=== ASSIGNMENT ===
Set down each line of the records once more, precisely, and omit the pictures.

=== DATA TO USE ===
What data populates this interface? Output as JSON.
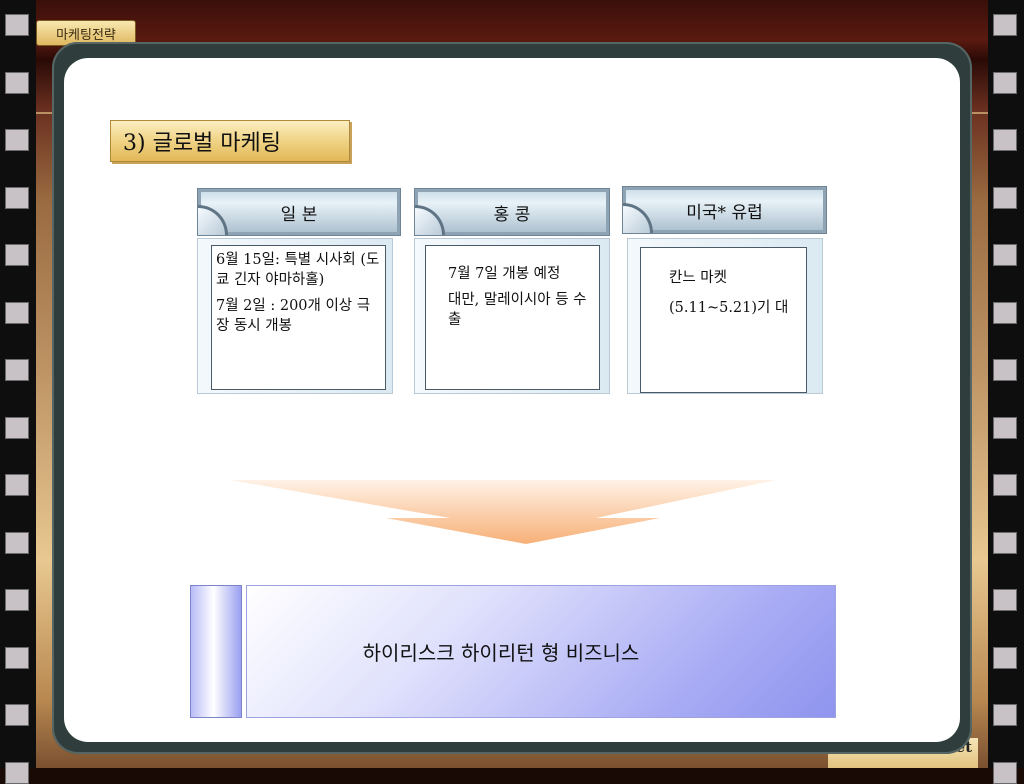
{
  "tag": "마케팅전략",
  "title": "3) 글로벌 마케팅",
  "columns": [
    {
      "header": "일 본",
      "lines": [
        "6월 15일: 특별 시사회 (도쿄 긴자 야마하홀)",
        "7월 2일 : 200개 이상 극장 동시 개봉"
      ]
    },
    {
      "header": "홍 콩",
      "lines": [
        "7월 7일 개봉 예정",
        "대만, 말레이시아 등 수출"
      ]
    },
    {
      "header": "미국* 유럽",
      "lines": [
        "칸느 마켓",
        "(5.11~5.21)기 대"
      ]
    }
  ],
  "banner": "하이리스크 하이리턴 형 비즈니스",
  "url": "s.net"
}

=== RESPONSE TO THE EXERCISE ===
What data populates this interface? Output as JSON.
{
  "tag": "마케팅전략",
  "title": "3) 글로벌 마케팅",
  "columns": [
    {
      "header": "일 본",
      "lines": [
        "6월 15일: 특별 시사회 (도쿄 긴자 야마하홀)",
        "7월 2일 : 200개 이상 극장 동시 개봉"
      ]
    },
    {
      "header": "홍 콩",
      "lines": [
        "7월 7일 개봉 예정",
        "대만, 말레이시아 등 수출"
      ]
    },
    {
      "header": "미국* 유럽",
      "lines": [
        "칸느 마켓",
        "(5.11~5.21)기 대"
      ]
    }
  ],
  "banner": "하이리스크 하이리턴 형 비즈니스",
  "url": "s.net"
}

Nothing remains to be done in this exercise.